▶ _ASSIGNED TASK_: Write out the data again in full, exactly as it reads.

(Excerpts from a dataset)
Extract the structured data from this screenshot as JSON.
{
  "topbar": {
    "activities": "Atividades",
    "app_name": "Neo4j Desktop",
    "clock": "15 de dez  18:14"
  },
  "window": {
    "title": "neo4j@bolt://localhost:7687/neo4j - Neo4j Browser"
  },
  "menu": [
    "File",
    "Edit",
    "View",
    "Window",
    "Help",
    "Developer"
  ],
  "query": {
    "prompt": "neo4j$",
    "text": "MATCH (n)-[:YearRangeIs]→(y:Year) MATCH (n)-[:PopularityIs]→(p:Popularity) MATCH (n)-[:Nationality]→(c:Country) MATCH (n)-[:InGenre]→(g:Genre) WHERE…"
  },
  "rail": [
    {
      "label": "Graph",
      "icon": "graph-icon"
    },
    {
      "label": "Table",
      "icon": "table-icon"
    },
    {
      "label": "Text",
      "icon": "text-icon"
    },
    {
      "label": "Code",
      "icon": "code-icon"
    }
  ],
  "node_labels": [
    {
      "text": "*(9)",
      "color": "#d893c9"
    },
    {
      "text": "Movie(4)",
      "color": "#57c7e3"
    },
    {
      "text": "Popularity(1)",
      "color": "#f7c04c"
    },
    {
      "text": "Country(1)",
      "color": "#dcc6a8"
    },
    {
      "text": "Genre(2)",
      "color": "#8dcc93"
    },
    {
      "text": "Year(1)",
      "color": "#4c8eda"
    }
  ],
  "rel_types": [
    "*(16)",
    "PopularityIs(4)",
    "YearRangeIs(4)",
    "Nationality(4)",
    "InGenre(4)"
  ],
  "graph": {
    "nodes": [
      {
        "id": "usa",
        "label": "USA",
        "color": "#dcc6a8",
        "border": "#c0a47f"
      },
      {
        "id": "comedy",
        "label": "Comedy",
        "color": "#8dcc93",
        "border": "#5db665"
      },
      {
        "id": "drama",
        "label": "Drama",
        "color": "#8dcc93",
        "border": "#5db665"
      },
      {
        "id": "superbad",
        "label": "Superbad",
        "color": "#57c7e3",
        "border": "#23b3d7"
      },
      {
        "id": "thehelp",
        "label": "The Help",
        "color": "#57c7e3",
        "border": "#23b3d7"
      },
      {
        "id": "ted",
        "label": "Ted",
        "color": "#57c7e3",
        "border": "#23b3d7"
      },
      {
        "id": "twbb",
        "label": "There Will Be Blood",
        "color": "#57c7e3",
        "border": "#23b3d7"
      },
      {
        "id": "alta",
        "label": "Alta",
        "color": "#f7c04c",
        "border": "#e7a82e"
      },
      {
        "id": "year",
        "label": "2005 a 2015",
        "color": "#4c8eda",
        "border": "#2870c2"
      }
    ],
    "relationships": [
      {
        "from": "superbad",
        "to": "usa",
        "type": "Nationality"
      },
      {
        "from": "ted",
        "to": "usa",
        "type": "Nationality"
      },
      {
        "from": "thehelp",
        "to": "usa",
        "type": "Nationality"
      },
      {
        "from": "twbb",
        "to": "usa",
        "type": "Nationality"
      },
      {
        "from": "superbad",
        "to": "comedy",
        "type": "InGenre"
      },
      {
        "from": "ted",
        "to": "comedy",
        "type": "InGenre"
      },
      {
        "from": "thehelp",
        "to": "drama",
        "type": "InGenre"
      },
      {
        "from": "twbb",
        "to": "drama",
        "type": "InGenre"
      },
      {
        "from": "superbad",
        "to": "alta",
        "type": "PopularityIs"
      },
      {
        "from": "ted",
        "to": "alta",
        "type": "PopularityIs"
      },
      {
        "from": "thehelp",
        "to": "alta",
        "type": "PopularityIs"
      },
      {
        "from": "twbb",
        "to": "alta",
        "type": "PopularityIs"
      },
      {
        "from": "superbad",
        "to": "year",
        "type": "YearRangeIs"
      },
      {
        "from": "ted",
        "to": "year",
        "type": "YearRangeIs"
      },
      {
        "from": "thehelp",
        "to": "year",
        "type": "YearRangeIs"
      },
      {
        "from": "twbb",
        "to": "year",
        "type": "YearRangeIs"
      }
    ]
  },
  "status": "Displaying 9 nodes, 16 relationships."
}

▶ _ANSWER TO THE EXERCISE_:
Extract the structured data from this screenshot as JSON.
{
  "topbar": {
    "activities": "Atividades",
    "app_name": "Neo4j Desktop",
    "clock": "15 de dez  18:14"
  },
  "window": {
    "title": "neo4j@bolt://localhost:7687/neo4j - Neo4j Browser"
  },
  "menu": [
    "File",
    "Edit",
    "View",
    "Window",
    "Help",
    "Developer"
  ],
  "query": {
    "prompt": "neo4j$",
    "text": "MATCH (n)-[:YearRangeIs]→(y:Year) MATCH (n)-[:PopularityIs]→(p:Popularity) MATCH (n)-[:Nationality]→(c:Country) MATCH (n)-[:InGenre]→(g:Genre) WHERE…"
  },
  "rail": [
    {
      "label": "Graph",
      "icon": "graph-icon"
    },
    {
      "label": "Table",
      "icon": "table-icon"
    },
    {
      "label": "Text",
      "icon": "text-icon"
    },
    {
      "label": "Code",
      "icon": "code-icon"
    }
  ],
  "node_labels": [
    {
      "text": "*(9)",
      "color": "#d893c9"
    },
    {
      "text": "Movie(4)",
      "color": "#57c7e3"
    },
    {
      "text": "Popularity(1)",
      "color": "#f7c04c"
    },
    {
      "text": "Country(1)",
      "color": "#dcc6a8"
    },
    {
      "text": "Genre(2)",
      "color": "#8dcc93"
    },
    {
      "text": "Year(1)",
      "color": "#4c8eda"
    }
  ],
  "rel_types": [
    "*(16)",
    "PopularityIs(4)",
    "YearRangeIs(4)",
    "Nationality(4)",
    "InGenre(4)"
  ],
  "graph": {
    "nodes": [
      {
        "id": "usa",
        "label": "USA",
        "color": "#dcc6a8",
        "border": "#c0a47f"
      },
      {
        "id": "comedy",
        "label": "Comedy",
        "color": "#8dcc93",
        "border": "#5db665"
      },
      {
        "id": "drama",
        "label": "Drama",
        "color": "#8dcc93",
        "border": "#5db665"
      },
      {
        "id": "superbad",
        "label": "Superbad",
        "color": "#57c7e3",
        "border": "#23b3d7"
      },
      {
        "id": "thehelp",
        "label": "The Help",
        "color": "#57c7e3",
        "border": "#23b3d7"
      },
      {
        "id": "ted",
        "label": "Ted",
        "color": "#57c7e3",
        "border": "#23b3d7"
      },
      {
        "id": "twbb",
        "label": "There Will Be Blood",
        "color": "#57c7e3",
        "border": "#23b3d7"
      },
      {
        "id": "alta",
        "label": "Alta",
        "color": "#f7c04c",
        "border": "#e7a82e"
      },
      {
        "id": "year",
        "label": "2005 a 2015",
        "color": "#4c8eda",
        "border": "#2870c2"
      }
    ],
    "relationships": [
      {
        "from": "superbad",
        "to": "usa",
        "type": "Nationality"
      },
      {
        "from": "ted",
        "to": "usa",
        "type": "Nationality"
      },
      {
        "from": "thehelp",
        "to": "usa",
        "type": "Nationality"
      },
      {
        "from": "twbb",
        "to": "usa",
        "type": "Nationality"
      },
      {
        "from": "superbad",
        "to": "comedy",
        "type": "InGenre"
      },
      {
        "from": "ted",
        "to": "comedy",
        "type": "InGenre"
      },
      {
        "from": "thehelp",
        "to": "drama",
        "type": "InGenre"
      },
      {
        "from": "twbb",
        "to": "drama",
        "type": "InGenre"
      },
      {
        "from": "superbad",
        "to": "alta",
        "type": "PopularityIs"
      },
      {
        "from": "ted",
        "to": "alta",
        "type": "PopularityIs"
      },
      {
        "from": "thehelp",
        "to": "alta",
        "type": "PopularityIs"
      },
      {
        "from": "twbb",
        "to": "alta",
        "type": "PopularityIs"
      },
      {
        "from": "superbad",
        "to": "year",
        "type": "YearRangeIs"
      },
      {
        "from": "ted",
        "to": "year",
        "type": "YearRangeIs"
      },
      {
        "from": "thehelp",
        "to": "year",
        "type": "YearRangeIs"
      },
      {
        "from": "twbb",
        "to": "year",
        "type": "YearRangeIs"
      }
    ]
  },
  "status": "Displaying 9 nodes, 16 relationships."
}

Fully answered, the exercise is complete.